**PROMPT**
Look for "Sports" in each line of the records, and copy the lines that have it.

Component data from apps and pages:
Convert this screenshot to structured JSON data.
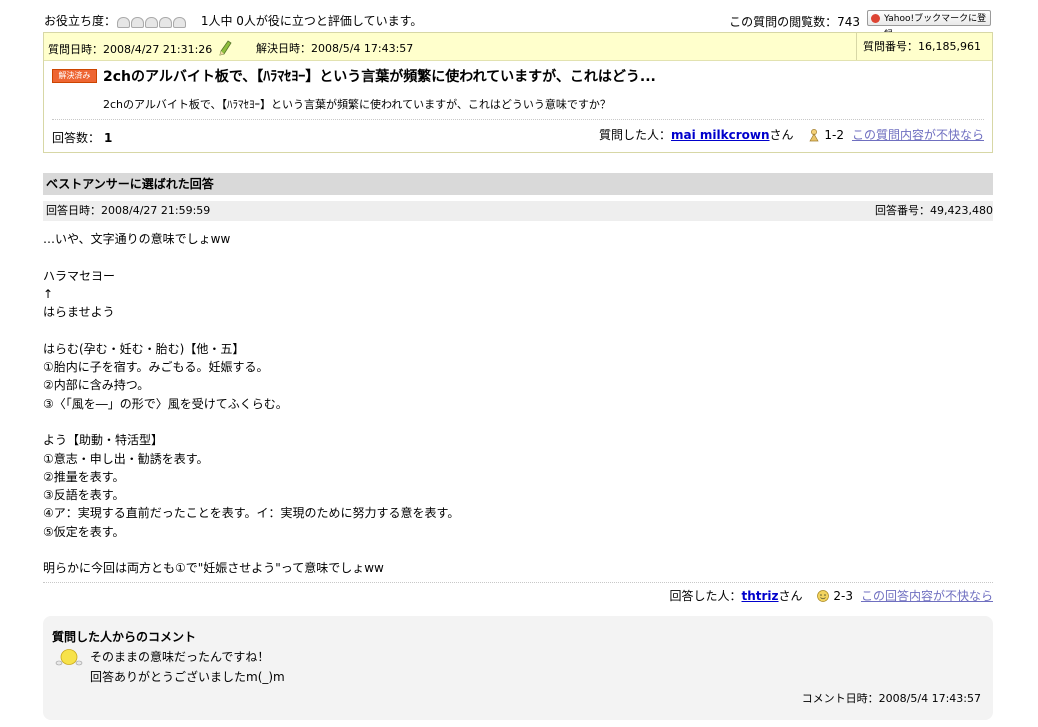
{
  "topbar": {
    "useful_label": "お役立ち度：",
    "useful_stars": 5,
    "useful_text": "1人中 0人が役に立つと評価しています。",
    "views": "この質問の閲覧数：743",
    "yahoo_bookmark": "Yahoo!ブックマークに登録"
  },
  "question": {
    "time": "質問日時：2008/4/27 21:31:26",
    "solved_time": "解決日時：2008/5/4 17:43:57",
    "number": "質問番号：16,185,961",
    "badge": "解決済み",
    "title": "2chのアルバイト板で、【ﾊﾗﾏｾﾖｰ】という言葉が頻繁に使われていますが、これはどう...",
    "body": "2chのアルバイト板で、【ﾊﾗﾏｾﾖｰ】という言葉が頻繁に使われていますが、これはどういう意味ですか？",
    "answer_count_label": "回答数：",
    "answer_count": "1",
    "asker_label": "質問した人：",
    "asker_name": "mai milkcrown",
    "asker_suffix": "さん",
    "asker_grade": "1-2",
    "report": "この質問内容が不快なら"
  },
  "best_answer": {
    "heading": "ベストアンサーに選ばれた回答",
    "time": "回答日時：2008/4/27 21:59:59",
    "number": "回答番号：49,423,480",
    "lines": [
      "…いや、文字通りの意味でしょww",
      "",
      "ハラマセヨー",
      "↑",
      "はらませよう",
      "",
      "はらむ(孕む・妊む・胎む)【他・五】",
      "①胎内に子を宿す。みごもる。妊娠する。",
      "②内部に含み持つ。",
      "③〈「風を―」の形で〉風を受けてふくらむ。",
      "",
      "よう【助動・特活型】",
      "①意志・申し出・勧誘を表す。",
      "②推量を表す。",
      "③反語を表す。",
      "④ア：実現する直前だったことを表す。イ：実現のために努力する意を表す。",
      "⑤仮定を表す。",
      "",
      "明らかに今回は両方とも①で\"妊娠させよう\"って意味でしょww"
    ],
    "answerer_label": "回答した人：",
    "answerer_name": "thtriz",
    "answerer_suffix": "さん",
    "answerer_grade": "2-3",
    "report": "この回答内容が不快なら"
  },
  "comment": {
    "title": "質問した人からのコメント",
    "line1": "そのままの意味だったんですね！",
    "line2": "回答ありがとうございましたm(_)m",
    "time": "コメント日時：2008/5/4 17:43:57"
  }
}
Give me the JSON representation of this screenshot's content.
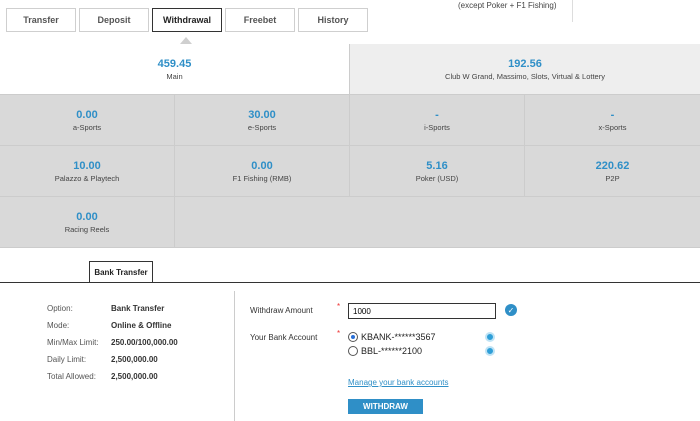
{
  "tabs": [
    "Transfer",
    "Deposit",
    "Withdrawal",
    "Freebet",
    "History"
  ],
  "note": "(except Poker + F1 Fishing)",
  "wallets_top": [
    {
      "value": "459.45",
      "label": "Main"
    },
    {
      "value": "192.56",
      "label": "Club W Grand, Massimo, Slots, Virtual & Lottery"
    }
  ],
  "wallets_row2": [
    {
      "value": "0.00",
      "label": "a-Sports"
    },
    {
      "value": "30.00",
      "label": "e-Sports"
    },
    {
      "value": "-",
      "label": "i-Sports"
    },
    {
      "value": "-",
      "label": "x-Sports"
    }
  ],
  "wallets_row3": [
    {
      "value": "10.00",
      "label": "Palazzo & Playtech"
    },
    {
      "value": "0.00",
      "label": "F1 Fishing (RMB)"
    },
    {
      "value": "5.16",
      "label": "Poker (USD)"
    },
    {
      "value": "220.62",
      "label": "P2P"
    }
  ],
  "wallets_row4": [
    {
      "value": "0.00",
      "label": "Racing Reels"
    }
  ],
  "subtab": "Bank Transfer",
  "info": [
    {
      "k": "Option:",
      "v": "Bank Transfer"
    },
    {
      "k": "Mode:",
      "v": "Online & Offline"
    },
    {
      "k": "Min/Max Limit:",
      "v": "250.00/100,000.00"
    },
    {
      "k": "Daily Limit:",
      "v": "2,500,000.00"
    },
    {
      "k": "Total Allowed:",
      "v": "2,500,000.00"
    }
  ],
  "form": {
    "amount_label": "Withdraw Amount",
    "amount_value": "1000",
    "account_label": "Your Bank Account",
    "star": "*",
    "accounts": [
      "KBANK-******3567",
      "BBL-******2100"
    ],
    "manage_link": "Manage your bank accounts",
    "withdraw_button": "WITHDRAW"
  },
  "colors": {
    "accent": "#2f8fc7",
    "panel": "#d9d9d9"
  }
}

**RESPONSE AREA**
      "label": "a-Sports"
      "label": "e-Sports"
      "label": "i-Sports"
      "label": "x-Sports"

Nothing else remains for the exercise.